This is thought to be partly due to the Poly Implant Prostheses (PIP) Scandal which effected thousands of women.
Following the Keogh Report, a government backed review from April 2013, non-Surgical cosmetic treatments are also causing concern. The report highlighted dermal fillers (a non-surgical cosmetic treatment) as the “next crisis waiting to happen”.
Figures from a report in 2012 by BAAPs showed that 2 out of 3 surgeons were seeing botched filler operations. With an alarming nine out of ten of those patients who suffered problems with permanent substances requiring corrective surgery or being deemed untreatable due to the damage caused by bad dermal fillers.
7) Duty of Candour puts legal duty on medical staff to apologise
Since the introduction of “Duty of Candour” rules in November 2014, medical and social care staff have a legal duty to apologise and tell patients when something has gone wrong.
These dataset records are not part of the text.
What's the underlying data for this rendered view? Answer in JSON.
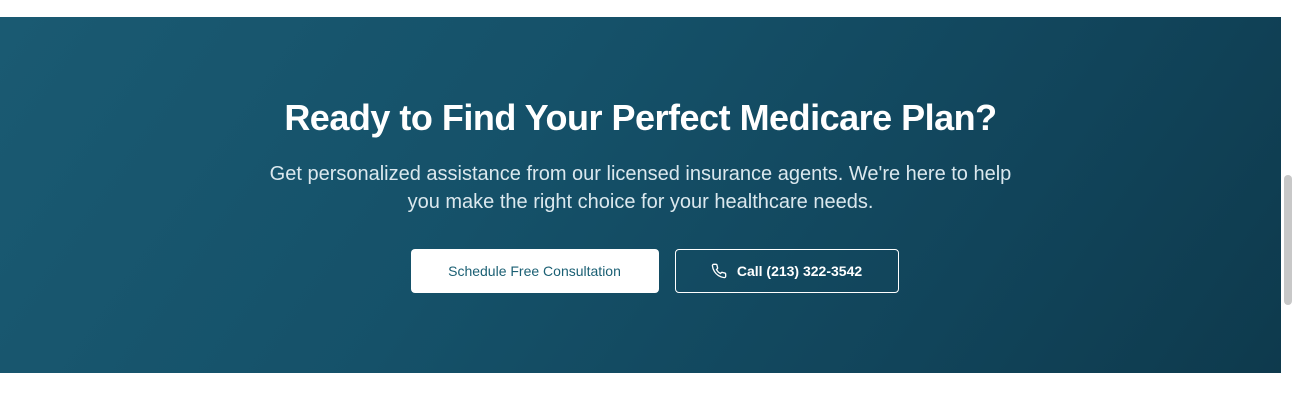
{
  "cta": {
    "title": "Ready to Find Your Perfect Medicare Plan?",
    "subtitle": "Get personalized assistance from our licensed insurance agents. We're here to help you make the right choice for your healthcare needs.",
    "primary_button": "Schedule Free Consultation",
    "call_button": "Call (213) 322-3542",
    "call_icon": "phone-icon"
  },
  "colors": {
    "band_start": "#1a5a72",
    "band_end": "#0e3a4d",
    "primary_button_text": "#1a5f73"
  }
}
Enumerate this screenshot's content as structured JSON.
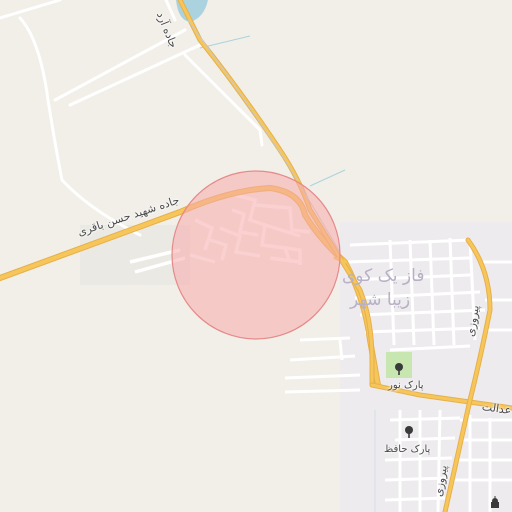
{
  "map": {
    "highlight": {
      "fill": "#f7a9a9",
      "stroke": "#e58a8a"
    },
    "colors": {
      "background": "#f2efe9",
      "major_road": "#f6c65b",
      "minor_road": "#ffffff",
      "water": "#aad3df",
      "park": "#c8e6b0",
      "residential": "#ebe7f2"
    },
    "labels": {
      "road_shahid": "جاده شهید حسن باقری",
      "road_north": "جاده آرد",
      "road_east": "پیروزی",
      "road_east2": "پیروزی",
      "road_south": "عدالت",
      "district_line1": "فاز یک کوی",
      "district_line2": "زیبا شهر",
      "park_noor": "پارک نور",
      "park_hafez": "پارک حافظ"
    },
    "icons": [
      "tree-icon",
      "tree-icon",
      "mosque-icon"
    ]
  }
}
The measures came into effect following an inquiry into the deaths of up to 1200 patients at two Mid Staffordshire hospitals. The report highlighted the need for a UK-wide effort to end cover-ups of abuse and neglect of NHS patients.
The introduction of the rules were welcomed by the Association of Personal Injury Lawyers (APIL), who described the new rules placed on NHS bodies as a “huge step forward” for injury victims.
John Spencer, the President of APIL said “Honesty and transparency is a huge step forward as the majority of those injured just want an explanation of what went wrong and why, alongside the knowledge that lessons have been learned”.
Osborne Morris & Morgan is nationally recognised as a leading Medical Negligence firm and has recovered more than £143 million in damages for Medical Negligence clients since 2001.
Our expertise in large-value claims has led to the development of specialised Court of Protection and Trust departments and ensures that expert recommendations for care, accommodation, equipment and therapy are actually put into practice.
We feel that getting you the best possible settlement to secure your future is only part of our job. Our lawyers and support staff, who have been with the firm for many years, get to know you and your individual needs so that we can offer long-term support.
What Happens Next?
We believe that you should be able to make your claim without worrying about expensive legal fees, which is why we work on a no win, no fee basis and any necessary preliminary investigation, including obtaining your medical records, is free of charge.
If you feel you have a medical negligence claim, or are unsure and would like to talk to someone about your situation then call us now on 01525 378177. We can help you see if you have a valid compensation claim. This service is free and you’re under no obligation to claim with us.